Work to be completed: Give the data again exactly as it is written.

== Information

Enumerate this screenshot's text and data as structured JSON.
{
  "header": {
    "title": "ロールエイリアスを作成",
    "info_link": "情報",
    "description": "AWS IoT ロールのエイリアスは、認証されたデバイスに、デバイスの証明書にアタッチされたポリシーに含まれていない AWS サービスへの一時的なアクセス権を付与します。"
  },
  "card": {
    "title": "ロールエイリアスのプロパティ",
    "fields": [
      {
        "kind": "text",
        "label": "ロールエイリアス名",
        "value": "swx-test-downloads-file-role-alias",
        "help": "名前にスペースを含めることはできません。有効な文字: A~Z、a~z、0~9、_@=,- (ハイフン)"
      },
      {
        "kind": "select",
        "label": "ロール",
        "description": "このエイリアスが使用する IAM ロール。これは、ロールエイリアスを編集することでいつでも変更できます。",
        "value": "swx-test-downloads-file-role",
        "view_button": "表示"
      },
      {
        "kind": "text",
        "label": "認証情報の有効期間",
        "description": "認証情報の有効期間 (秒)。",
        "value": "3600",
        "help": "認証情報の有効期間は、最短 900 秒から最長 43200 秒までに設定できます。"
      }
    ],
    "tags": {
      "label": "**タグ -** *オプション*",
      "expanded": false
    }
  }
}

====

Task solution:
Enumerate this screenshot's text and data as structured JSON.
{
  "header": {
    "title": "ロールエイリアスを作成",
    "info_link": "情報",
    "description": "AWS IoT ロールのエイリアスは、認証されたデバイスに、デバイスの証明書にアタッチされたポリシーに含まれていない AWS サービスへの一時的なアクセス権を付与します。"
  },
  "card": {
    "title": "ロールエイリアスのプロパティ",
    "fields": [
      {
        "kind": "text",
        "label": "ロールエイリアス名",
        "value": "swx-test-downloads-file-role-alias",
        "help": "名前にスペースを含めることはできません。有効な文字: A~Z、a~z、0~9、_@=,- (ハイフン)"
      },
      {
        "kind": "select",
        "label": "ロール",
        "description": "このエイリアスが使用する IAM ロール。これは、ロールエイリアスを編集することでいつでも変更できます。",
        "value": "swx-test-downloads-file-role",
        "view_button": "表示"
      },
      {
        "kind": "text",
        "label": "認証情報の有効期間",
        "description": "認証情報の有効期間 (秒)。",
        "value": "3600",
        "help": "認証情報の有効期間は、最短 900 秒から最長 43200 秒までに設定できます。"
      }
    ],
    "tags": {
      "label": "**タグ -** *オプション*",
      "expanded": false
    }
  }
}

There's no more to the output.